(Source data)
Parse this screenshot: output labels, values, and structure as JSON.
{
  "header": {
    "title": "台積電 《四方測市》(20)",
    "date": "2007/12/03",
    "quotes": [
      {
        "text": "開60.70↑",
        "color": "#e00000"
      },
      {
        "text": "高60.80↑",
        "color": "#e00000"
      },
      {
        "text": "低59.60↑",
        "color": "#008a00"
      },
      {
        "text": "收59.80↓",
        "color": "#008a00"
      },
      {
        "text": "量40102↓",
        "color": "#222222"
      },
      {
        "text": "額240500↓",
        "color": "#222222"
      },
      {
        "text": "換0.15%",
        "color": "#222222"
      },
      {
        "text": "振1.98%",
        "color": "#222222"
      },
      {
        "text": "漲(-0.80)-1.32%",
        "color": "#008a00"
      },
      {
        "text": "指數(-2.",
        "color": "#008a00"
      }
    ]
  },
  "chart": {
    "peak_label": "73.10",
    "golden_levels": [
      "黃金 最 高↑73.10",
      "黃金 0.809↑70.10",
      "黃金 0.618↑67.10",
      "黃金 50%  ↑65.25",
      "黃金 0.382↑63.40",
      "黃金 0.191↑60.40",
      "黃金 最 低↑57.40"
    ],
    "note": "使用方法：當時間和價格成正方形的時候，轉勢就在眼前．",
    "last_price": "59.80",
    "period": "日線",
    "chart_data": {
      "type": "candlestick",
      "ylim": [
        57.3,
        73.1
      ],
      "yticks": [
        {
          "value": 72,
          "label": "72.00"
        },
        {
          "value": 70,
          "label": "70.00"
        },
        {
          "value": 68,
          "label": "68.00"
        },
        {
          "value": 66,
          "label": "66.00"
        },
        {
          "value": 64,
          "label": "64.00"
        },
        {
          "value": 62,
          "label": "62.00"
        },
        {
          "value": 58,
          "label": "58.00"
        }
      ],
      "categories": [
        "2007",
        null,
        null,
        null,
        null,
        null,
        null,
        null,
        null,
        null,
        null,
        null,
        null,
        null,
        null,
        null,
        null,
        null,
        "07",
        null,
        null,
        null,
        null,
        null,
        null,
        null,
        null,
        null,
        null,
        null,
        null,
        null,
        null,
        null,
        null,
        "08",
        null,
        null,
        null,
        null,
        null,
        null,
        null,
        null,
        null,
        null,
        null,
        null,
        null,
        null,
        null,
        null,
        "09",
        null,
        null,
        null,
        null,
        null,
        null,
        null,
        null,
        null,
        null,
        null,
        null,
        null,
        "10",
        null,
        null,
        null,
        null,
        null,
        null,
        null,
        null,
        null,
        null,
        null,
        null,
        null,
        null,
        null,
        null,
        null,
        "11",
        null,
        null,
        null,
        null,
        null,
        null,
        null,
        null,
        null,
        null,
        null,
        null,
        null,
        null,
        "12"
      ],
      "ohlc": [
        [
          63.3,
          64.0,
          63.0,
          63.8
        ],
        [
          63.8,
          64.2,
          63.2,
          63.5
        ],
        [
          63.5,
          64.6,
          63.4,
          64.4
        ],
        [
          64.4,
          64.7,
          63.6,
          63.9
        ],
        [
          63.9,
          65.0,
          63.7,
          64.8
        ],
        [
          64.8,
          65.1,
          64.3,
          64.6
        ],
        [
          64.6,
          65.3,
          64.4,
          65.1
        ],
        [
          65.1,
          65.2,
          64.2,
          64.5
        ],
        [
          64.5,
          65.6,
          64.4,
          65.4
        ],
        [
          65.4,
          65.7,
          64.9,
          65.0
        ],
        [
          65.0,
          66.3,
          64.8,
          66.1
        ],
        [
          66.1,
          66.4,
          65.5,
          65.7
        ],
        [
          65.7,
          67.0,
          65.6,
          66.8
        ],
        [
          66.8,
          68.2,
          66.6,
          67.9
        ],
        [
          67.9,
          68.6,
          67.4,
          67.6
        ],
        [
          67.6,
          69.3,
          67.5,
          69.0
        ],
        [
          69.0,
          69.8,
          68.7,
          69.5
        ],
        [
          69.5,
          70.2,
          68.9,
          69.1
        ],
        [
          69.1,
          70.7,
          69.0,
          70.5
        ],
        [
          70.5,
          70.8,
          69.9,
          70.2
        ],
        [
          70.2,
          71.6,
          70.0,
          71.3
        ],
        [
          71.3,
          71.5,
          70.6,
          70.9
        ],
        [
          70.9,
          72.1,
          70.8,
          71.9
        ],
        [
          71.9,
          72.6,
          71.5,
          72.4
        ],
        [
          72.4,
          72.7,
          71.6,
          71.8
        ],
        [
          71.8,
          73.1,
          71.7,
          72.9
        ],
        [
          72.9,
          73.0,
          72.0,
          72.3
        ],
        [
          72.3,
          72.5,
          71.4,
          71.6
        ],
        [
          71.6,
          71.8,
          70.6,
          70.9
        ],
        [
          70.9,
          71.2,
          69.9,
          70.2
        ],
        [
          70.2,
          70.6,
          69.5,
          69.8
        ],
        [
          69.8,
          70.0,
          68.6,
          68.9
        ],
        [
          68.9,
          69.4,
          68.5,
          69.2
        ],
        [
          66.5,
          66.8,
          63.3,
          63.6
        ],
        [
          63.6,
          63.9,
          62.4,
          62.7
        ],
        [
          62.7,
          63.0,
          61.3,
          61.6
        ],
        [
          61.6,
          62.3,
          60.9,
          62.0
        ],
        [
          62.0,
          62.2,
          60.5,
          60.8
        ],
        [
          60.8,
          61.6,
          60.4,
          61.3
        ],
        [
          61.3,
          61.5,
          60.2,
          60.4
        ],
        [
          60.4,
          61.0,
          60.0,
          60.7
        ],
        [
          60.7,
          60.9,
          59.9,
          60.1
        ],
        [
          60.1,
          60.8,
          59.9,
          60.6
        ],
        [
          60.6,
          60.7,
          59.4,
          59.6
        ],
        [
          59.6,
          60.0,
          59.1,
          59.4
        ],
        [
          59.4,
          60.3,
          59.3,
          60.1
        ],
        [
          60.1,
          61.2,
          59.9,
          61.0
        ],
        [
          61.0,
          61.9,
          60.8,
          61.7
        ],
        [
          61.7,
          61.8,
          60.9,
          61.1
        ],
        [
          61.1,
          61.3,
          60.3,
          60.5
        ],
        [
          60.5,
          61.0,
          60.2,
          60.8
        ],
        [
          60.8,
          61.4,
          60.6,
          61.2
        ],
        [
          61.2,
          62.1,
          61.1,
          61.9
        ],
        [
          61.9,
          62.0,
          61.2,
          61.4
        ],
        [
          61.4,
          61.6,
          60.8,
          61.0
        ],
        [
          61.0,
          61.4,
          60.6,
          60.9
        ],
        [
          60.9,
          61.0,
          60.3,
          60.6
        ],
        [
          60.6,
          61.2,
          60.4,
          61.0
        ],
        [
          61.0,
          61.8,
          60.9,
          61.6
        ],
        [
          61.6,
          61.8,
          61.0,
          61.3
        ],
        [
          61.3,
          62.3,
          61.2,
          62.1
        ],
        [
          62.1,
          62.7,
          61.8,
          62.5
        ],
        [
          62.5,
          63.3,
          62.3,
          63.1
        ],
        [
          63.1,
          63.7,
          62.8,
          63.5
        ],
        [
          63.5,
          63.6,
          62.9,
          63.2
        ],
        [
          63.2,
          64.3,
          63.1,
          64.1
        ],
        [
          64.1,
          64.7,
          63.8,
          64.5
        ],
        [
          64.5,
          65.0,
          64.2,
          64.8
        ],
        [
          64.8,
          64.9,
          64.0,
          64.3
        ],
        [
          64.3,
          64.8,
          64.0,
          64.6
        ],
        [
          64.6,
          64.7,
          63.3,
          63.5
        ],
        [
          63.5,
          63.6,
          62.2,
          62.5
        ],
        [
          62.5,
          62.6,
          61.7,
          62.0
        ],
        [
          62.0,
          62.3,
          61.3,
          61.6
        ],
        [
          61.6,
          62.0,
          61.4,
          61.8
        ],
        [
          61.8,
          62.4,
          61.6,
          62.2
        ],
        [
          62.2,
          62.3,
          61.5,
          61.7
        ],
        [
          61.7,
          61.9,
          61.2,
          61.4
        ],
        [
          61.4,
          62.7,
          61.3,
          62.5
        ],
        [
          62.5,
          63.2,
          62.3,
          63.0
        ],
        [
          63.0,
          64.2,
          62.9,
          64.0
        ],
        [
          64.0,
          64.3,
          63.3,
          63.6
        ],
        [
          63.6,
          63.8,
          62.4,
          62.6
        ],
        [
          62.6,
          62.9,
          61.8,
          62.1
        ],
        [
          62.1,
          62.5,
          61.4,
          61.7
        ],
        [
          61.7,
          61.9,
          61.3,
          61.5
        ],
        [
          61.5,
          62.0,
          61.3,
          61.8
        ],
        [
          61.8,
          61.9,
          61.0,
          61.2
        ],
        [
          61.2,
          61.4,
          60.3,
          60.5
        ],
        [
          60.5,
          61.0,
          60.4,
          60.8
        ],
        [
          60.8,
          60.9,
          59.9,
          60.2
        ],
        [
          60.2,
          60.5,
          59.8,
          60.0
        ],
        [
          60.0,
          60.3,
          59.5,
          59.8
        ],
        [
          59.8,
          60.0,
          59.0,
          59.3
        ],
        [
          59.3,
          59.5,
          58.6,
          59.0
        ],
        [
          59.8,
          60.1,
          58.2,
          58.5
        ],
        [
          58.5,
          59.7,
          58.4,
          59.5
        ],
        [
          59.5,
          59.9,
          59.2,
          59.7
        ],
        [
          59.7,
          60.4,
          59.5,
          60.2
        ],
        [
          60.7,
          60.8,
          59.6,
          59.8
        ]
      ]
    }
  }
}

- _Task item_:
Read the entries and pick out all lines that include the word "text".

- _Task solution_:
        "text": "開60.70↑",
        "text": "高60.80↑",
        "text": "低59.60↑",
        "text": "收59.80↓",
        "text": "量40102↓",
        "text": "額240500↓",
        "text": "換0.15%",
        "text": "振1.98%",
        "text": "漲(-0.80)-1.32%",
        "text": "指數(-2.",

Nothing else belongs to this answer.